── MATERIAL FOR THIS TASK

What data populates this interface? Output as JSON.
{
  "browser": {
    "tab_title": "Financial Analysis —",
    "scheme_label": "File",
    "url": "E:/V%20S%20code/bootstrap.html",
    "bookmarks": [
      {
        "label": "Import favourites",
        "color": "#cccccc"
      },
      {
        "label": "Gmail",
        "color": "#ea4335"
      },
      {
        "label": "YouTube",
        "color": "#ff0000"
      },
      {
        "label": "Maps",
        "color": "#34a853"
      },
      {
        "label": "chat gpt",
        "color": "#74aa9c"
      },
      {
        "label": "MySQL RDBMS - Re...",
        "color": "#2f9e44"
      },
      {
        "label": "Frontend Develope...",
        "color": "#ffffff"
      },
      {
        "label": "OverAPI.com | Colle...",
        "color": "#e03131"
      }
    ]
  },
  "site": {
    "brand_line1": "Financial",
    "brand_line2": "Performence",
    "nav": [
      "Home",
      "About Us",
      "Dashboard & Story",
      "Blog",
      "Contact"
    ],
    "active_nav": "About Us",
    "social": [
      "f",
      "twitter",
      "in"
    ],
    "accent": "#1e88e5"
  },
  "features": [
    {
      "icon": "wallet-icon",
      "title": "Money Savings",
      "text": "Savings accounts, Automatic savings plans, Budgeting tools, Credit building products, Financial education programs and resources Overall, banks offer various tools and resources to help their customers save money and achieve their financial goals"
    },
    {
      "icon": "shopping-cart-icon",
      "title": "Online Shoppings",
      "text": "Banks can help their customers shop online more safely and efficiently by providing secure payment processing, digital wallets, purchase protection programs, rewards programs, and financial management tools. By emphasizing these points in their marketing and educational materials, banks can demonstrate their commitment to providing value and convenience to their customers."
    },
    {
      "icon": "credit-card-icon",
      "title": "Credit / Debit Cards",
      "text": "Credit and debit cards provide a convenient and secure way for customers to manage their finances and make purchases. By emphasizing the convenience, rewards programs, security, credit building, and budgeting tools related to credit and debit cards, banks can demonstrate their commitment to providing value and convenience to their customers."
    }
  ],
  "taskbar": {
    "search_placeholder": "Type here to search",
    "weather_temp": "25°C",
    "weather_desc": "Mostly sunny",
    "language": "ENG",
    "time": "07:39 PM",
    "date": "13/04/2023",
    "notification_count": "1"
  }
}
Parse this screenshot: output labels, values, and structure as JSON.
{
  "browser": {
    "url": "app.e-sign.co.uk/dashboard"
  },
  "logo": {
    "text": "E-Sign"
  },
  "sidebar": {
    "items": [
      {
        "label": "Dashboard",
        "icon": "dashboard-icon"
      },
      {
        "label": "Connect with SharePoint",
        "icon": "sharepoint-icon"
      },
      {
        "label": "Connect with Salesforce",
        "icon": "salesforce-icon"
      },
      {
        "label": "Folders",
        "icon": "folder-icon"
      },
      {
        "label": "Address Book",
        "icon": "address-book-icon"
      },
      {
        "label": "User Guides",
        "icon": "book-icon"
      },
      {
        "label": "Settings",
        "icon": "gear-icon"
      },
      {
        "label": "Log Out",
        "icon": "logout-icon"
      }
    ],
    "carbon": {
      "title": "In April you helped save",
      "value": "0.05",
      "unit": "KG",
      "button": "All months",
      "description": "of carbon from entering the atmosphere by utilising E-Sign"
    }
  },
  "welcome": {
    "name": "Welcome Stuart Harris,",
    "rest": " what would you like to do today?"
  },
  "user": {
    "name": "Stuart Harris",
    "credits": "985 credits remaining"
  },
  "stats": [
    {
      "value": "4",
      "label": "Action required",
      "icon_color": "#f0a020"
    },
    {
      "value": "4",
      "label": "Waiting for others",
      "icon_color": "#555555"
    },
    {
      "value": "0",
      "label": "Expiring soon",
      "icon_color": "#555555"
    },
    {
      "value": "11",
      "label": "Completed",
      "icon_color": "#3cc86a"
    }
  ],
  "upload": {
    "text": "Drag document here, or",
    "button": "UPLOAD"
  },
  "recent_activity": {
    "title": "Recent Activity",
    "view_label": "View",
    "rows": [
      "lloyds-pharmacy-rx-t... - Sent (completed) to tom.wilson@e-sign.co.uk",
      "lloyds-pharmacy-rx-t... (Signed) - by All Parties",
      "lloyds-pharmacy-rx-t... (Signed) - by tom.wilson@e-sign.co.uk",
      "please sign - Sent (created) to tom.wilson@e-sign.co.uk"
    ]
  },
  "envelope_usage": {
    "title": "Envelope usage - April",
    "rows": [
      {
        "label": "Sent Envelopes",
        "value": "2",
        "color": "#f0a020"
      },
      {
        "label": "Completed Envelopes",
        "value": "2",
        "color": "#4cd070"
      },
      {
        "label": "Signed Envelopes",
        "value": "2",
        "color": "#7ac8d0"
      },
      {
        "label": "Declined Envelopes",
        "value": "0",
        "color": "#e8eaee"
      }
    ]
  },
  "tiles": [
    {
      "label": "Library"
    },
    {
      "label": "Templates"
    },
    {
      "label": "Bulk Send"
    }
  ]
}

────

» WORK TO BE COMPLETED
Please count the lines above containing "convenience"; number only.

» ANSWER FOR THE TASK
2